It recommends that identification should be based on not only the agronomic, environmental and non-physical factors, but also the socioeconomic factors.

To quote the SEPO: “not all agricultural lands are strategic; not all are prime; not all warrant protection.”

Affirm local autonomy with respect to agricultural land reclassification

The governing provision of law – Section 20 of RA 7160 – should be amended to abrogate the percentage limitations on agricultural land reclassification by LGUs, and reform the restrictions imposed under executive or administrative issuances.

CREBA’s development planning experts have determined these limitations and restrictions to be largely unscientific, unsystematic and unresponsive to developmental trends and needs.

Furthermore, contrary to Supreme Court decisions in several cases, some of the pending Bills even provide that reclassification of lands by LGUs shall be subject to the requirements and procedures for conversion – by the DAR.

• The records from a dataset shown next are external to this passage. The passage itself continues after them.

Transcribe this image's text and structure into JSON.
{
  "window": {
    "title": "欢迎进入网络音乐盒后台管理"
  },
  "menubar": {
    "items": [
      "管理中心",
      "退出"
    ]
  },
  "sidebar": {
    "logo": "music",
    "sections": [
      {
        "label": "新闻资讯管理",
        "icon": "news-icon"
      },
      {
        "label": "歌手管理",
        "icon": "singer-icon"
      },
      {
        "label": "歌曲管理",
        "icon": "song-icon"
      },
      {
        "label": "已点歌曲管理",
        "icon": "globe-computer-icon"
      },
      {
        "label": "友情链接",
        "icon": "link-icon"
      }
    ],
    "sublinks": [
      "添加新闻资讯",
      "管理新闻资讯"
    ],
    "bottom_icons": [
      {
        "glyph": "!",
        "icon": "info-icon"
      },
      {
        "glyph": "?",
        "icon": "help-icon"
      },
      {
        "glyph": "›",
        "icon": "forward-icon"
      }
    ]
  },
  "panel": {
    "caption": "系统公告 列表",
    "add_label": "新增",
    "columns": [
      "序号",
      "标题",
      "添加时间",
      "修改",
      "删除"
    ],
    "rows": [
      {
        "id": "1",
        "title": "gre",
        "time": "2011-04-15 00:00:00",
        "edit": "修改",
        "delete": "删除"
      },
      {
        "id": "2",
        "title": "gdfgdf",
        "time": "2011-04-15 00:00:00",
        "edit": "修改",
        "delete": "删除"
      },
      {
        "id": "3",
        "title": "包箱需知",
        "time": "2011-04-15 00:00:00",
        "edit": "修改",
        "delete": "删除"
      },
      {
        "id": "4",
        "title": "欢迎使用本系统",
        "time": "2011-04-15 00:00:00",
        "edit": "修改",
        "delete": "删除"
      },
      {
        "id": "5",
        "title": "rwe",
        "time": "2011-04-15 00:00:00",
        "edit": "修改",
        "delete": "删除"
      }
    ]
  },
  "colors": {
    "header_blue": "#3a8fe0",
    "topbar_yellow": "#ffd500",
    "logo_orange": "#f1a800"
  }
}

For decades, the inequities have been a constant source of conflict and controversy. Out of exigency, many LGUs have been forced to largely ignore the law and rules, or otherwise devise extra-legal means – for instance, spot zoning – to release the lands needed for the locality’s developmental needs, often with little regard for long-term impact.

This Chamber holds the view that while local autonomy should be upheld, however, oversight by a single high-level, sectorally agnostic or non-partisan body is essential – to ensure harmonization of local acts with the overall national goals.

That high-level body should NOT be the DAR – which is, after all an agency whose mandate is just agrarian reform, and whose direct stakeholders are only those in the agrarian sector.

Dispense with a legislated ban on agricultural land conversion

Instead, the law should authorize the high-level oversight body to determine which specific areas would be eligible or non-eligible for conversion.

Integral to that enabling provision should be a requirement to use scientifically prepared maps as basis, wherein the geographic boundaries of prime agricultural lands have been properly delimited on the ground – for instance, the soil fertility maps of the Bureau of Soils and Water Management (BSWM).

In other words, only those prime agricultural lands which have already been pre-identified and mapped – based on the factors espoused by the SEPO – should be non-eligible for conversion or reclassification, for as long as they remain prime.

Without a prerequisite boundary delineation or mapping of fertile areas, application of the protective measures – i.e. conversion and reclassification ban or restrictions – will remain susceptible to arbitrariness, anomalies, partisan considerations, battle for turf and political whim.

Furthermore, a land’s CARP status should play no part in determining the land’s eligibility for protection. For, if protection is indeed meant to enhance food security and ecological balance, why should conversion be banned prior to award of the land to CARP beneficiaries, but allowed after the award?

Provide clear, concrete, specific parameters and conditions

Particularly when scarce, valuable land resources are concerned, it is CREBA’s view that administrative discretion should be limited to the bare minimum to prevent abuse, anomalies and extension of the coverage of the authority beyond the limits set by law.

The proposed NLUA is replete with provisions that, taken together, would effectively allow the DAR to assume almost unlimited dominion over all agricultural lands, via its conversion authority.

Insulate implementation against political intervention or interference

As this country has seen over the years, loopholes in the laws have been exploited by administrations and implementing agencies to come up with politically expedient or inequitable policies and rules from which the entire economy has suffered.

Particularly concerning is a governing policy statement in the NLUA Bills to accord “highest priority to the completion of the CARP.” Other provisions with apparently similar intent are innocuously scattered throughout the proposed legislation.

Such statements could be invoked by the executive branch and its implementing agencies as the “legal basis” for all sorts of issuances favoring the agrarian sector at the expense of the rest of the economy.